My personal reaction is that you wait about 10 minutes – but is this enough? After all, it’s pretty easy to turn up for a meeting on Zoom, but 10 minutes can easily disappear and you might click ‘leave meeting’ just as the other side is sitting down, full of apologies, and with a perfectly understandable reason. And likewise, it’s pretty easy to leave the meeting open for a while – if you’ve got more than one screen of course.
However, on one occasion, I sat in a client’s reception for 2 ½ hours. For the first hour, they sent messages to say sorry they were late, but after that I just waited. Now they were an important client, and the meeting needed to happen, but it was no surprise that despite the meeting going very well, my opinion of them wasn’t positively reinforced.
On the other hand, I waited in the Storyhouse, Chester, for 40 minutes, thinking that the client was late – and a little rude – before I realised that in fact, I was a day early!
The point is, we can all get things wrong.
So, what is video call etiquette? Everyone is busy and no one has time to wait for an hour on Zoom – but of course, while you are waiting, you can do other things and it’s not as if you’re wasting the travel time.

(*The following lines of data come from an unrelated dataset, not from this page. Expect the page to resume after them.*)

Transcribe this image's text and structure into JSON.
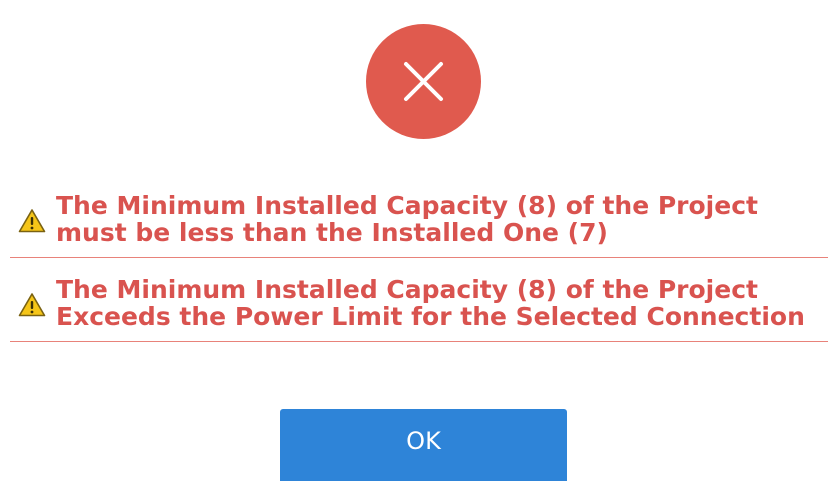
{
  "dialog": {
    "status_icon": "error-x-icon",
    "colors": {
      "error_circle": "#e05a4e",
      "message_text": "#d9534f",
      "divider": "#e8827a",
      "ok_button": "#2e84d8",
      "warning_icon_fill": "#f5c518"
    },
    "messages": [
      {
        "icon": "warning-icon",
        "line1": "The Minimum Installed Capacity (8) of the Project",
        "line2": "must be less than the Installed One (7)"
      },
      {
        "icon": "warning-icon",
        "line1": "The Minimum Installed Capacity (8) of the Project",
        "line2": "Exceeds the Power Limit for the Selected Connection"
      }
    ],
    "ok_label": "OK"
  }
}
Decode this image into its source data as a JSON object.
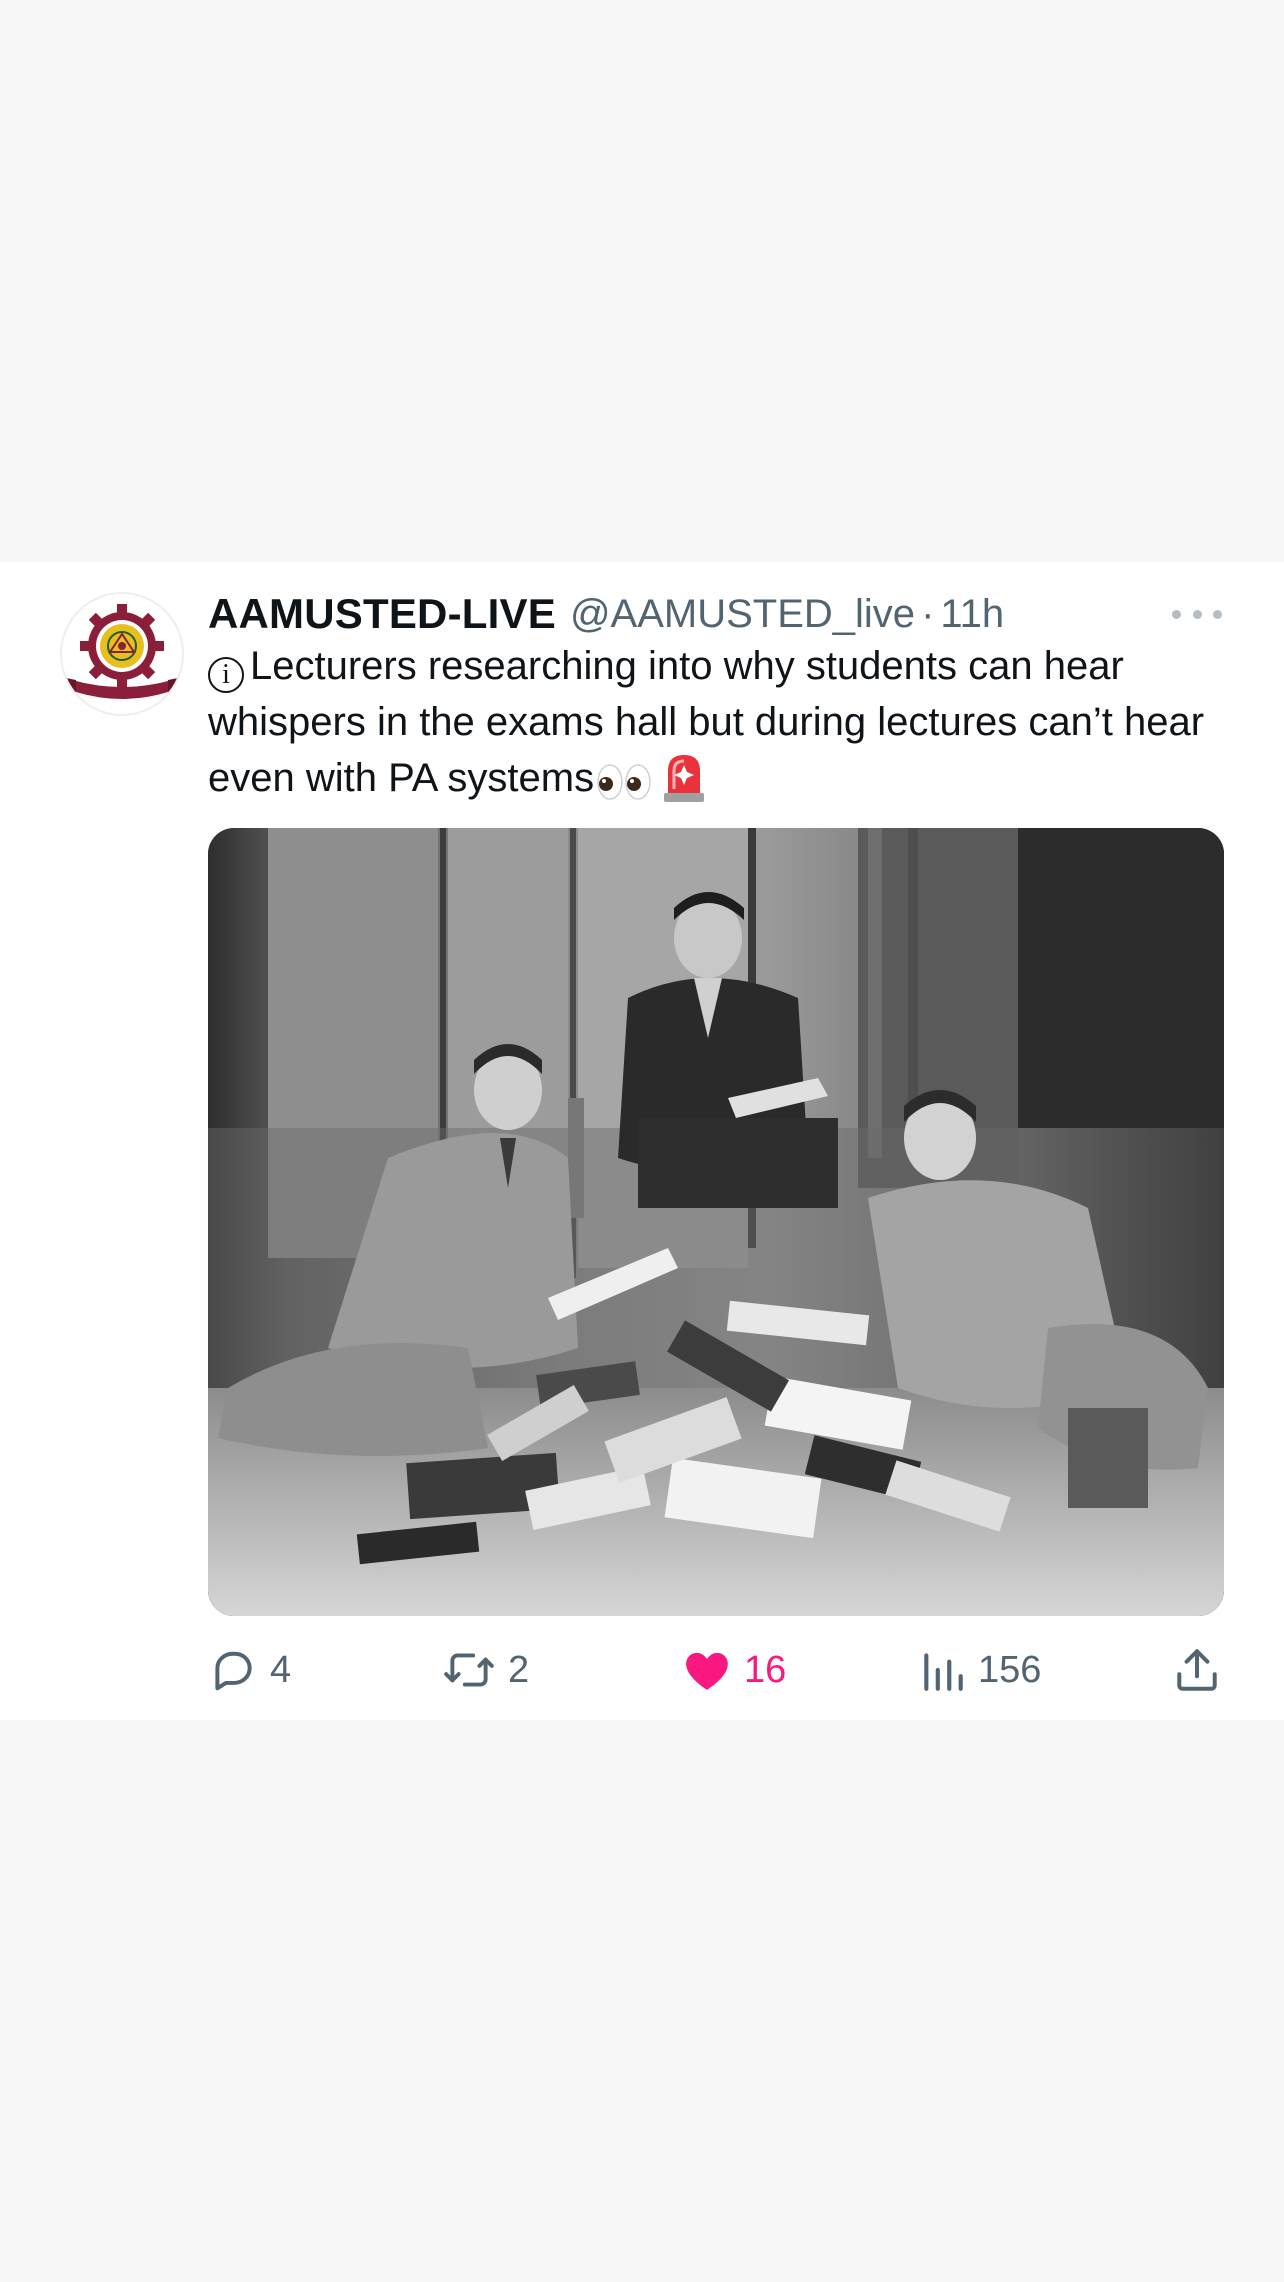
{
  "tweet": {
    "display_name": "AAMUSTED-LIVE",
    "handle": "@AAMUSTED_live",
    "separator": "·",
    "time": "11h",
    "info_symbol": "i",
    "text": "Lecturers researching into why students can hear whispers in the exams hall but during lectures can’t hear even with PA systems",
    "emojis": [
      "eyes-emoji",
      "police-car-light-emoji"
    ],
    "media": {
      "icon": "photo-three-men-reading-books"
    }
  },
  "actions": {
    "replies": {
      "icon": "reply-icon",
      "count": "4"
    },
    "retweets": {
      "icon": "retweet-icon",
      "count": "2"
    },
    "likes": {
      "icon": "heart-filled-icon",
      "count": "16",
      "liked": true
    },
    "views": {
      "icon": "views-chart-icon",
      "count": "156"
    },
    "share": {
      "icon": "share-icon"
    }
  },
  "colors": {
    "page_background": "#f7f7f8",
    "card_background": "#ffffff",
    "text_primary": "#0f1419",
    "text_secondary": "#536471",
    "like_pink": "#f91880",
    "logo_maroon": "#8b1f3a",
    "logo_gold": "#e6c020"
  }
}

Do you send an email saying sorry we didn’t meet? Do you send another link to reschedule? Or do you wait for them to contact you – all the while trying not to feel a little aggrieved?
It also makes me wonder about how often you should chase people. Personally, if I am working on a project and getting no response, by the third email asking for the same information I tend to stop chasing.
And yet, if they are an ongoing client, I will send them a link again, asking when they want to meet.
I have a deep-rooted aversion to being late, whether in business or in my personal life, and that will never change. But I do acknowledge that there’s a difference between being a bit late for a Zoom book group or picking one of my children up from the station than a Zoom business meeting.
So maybe the etiquette is different – or at least more flexible – depending on the circumstances and who you are meeting. Your friends would surely start book group without you, and you’d join when you could. Despite their opinion to the contrary, it won’t do my children any harm to wait for a bit, but it might harm business.
Time management is a crucial skill. When you are late, if it’s a one-off, then people are more likely to be understanding – and the chances are you’d text ahead anyway. If it’s habitual, then you can just appear rude and disrespectful of other people’s time. It’s probably worth any of us using reminders on our phones or setting our watches a few minutes fast, just in case.
Then there’s the other thing: you’re waiting for an organised Zoom, you’re busy, and you’ve got another Zoom scheduled in an hour. It’s hard not to let emotion – and by that, I mean anything from mild annoyance upwards – creep in.
So how about a few Zoom etiquette pointers for us all?
If you’ve scheduled the meeting, send a reminder plus login details to the attendees 10 minutes before the start. If, 10 minutes after the start time, they’re not there, it’s your call whether you waste your time after that – but if you do wait, be aware that your feelings are likely become increasingly negative.
Nevertheless, once you’ve left the meeting, you could send a blameless apology for both of you missing it and ask if and when they’d like to reschedule. This is much easier to do calmly if you haven’t left yourself time to simmer and are already doing other work. The chances are they’ll reply quickly if your tone is pleasant.
And if a bit of a pattern starts to emerge, frankly, don’t waste your time. If they want you, they’ll get you, so after you’ve done what you feel you should, walk away.
Now all I’ve got to do is sort out the leaving Zoom for the loo etiquette …